Being raised by an English mother and Irish father, tea was always important to the social fibre of our household. Anyone entering our home was offered a cup of tea. Every morning, tea. Every evening after dinner, tea. Before bed, tea. An injury, emotional upset, or triumph, tea! And so, for myself, moving to the country that my mother was raised in, tea was my one piece of home, a logical starting point from which to settle in.
This boat was made of the course of ten months with 1075 tea bags sewn with over 630 metres of thread. And hundreds of hours. I think people are interested for two basic reasons: one, that the boat is something everyone recognizes but being made of highly unconventional materials adds a sort of delight or whimsy to the concept and presents it as a story, open ended for translating. Secondly, the material itself, the tea bags, are surprisingly beautiful. Each person who has seen them sewn together, even in small batches, is amazed at the colours, textures and associations with other natural elements like leather or wood.
There are many aspects this project can work within and the metaphors and stories are endless. While the collecting and sewing took months, I was surprised at how quickly the structure and finally sewing the tea bag fabric to the armature came together. And so it sits, in the Lamorva attic, rocking gently with the wind from the open windows that look out to the sea.

Endangered 101 2015

Endangered 101 with Row the Boat Out drawings  | In situ at Ranger Station Art Gallery  |  September 2016  (above)

Endangered 101, third iteration, in situ at Back Lane West, Redruth, UKEndangered 101 | In situ at Back Lane West artist residency  | January 2016



Endangered 101  | Raw, unfired clay, silver wire, fabric (one-hundred & one pieces)  |
In situ at Lamorva House (Woodlane Campus, Falmouth University)  |
Second iteration (above)


First iteration | In situ at Lamorva House, Falmouth University, Cornwall, UK  | 2015

endangered 101

Evolution Series 2013 (ongoing)

Evolution Sculptures  |  2013 | Plywood, branches, felt, graphite, fabric, cat fur | between 20-54″ x 16-30″ |

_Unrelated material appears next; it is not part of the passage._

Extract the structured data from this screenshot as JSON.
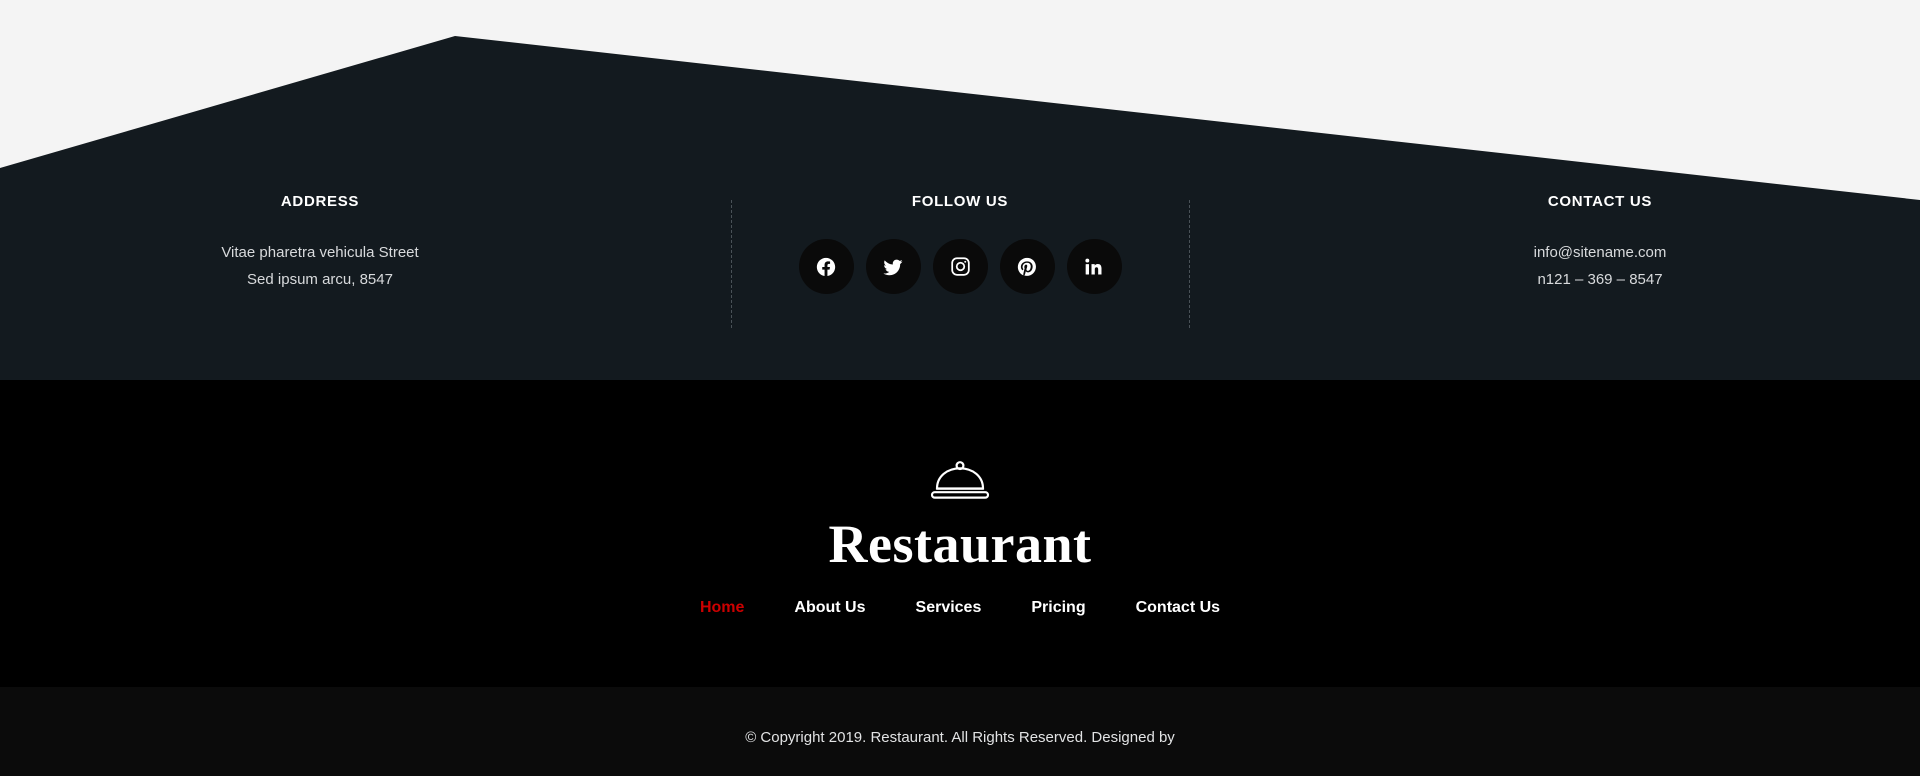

gallery, south wall facing east
Elissa Cristall Gallery, Vancouver, Canada |  2013

3-place between, some of whatThe Space between Here & Then (72″ x  21″ x 8″) with Some of What Totem (78″ x 52″) |  In situ at Ranger Station Art Gallery  | Harrison Hot Springs, Canada | 2013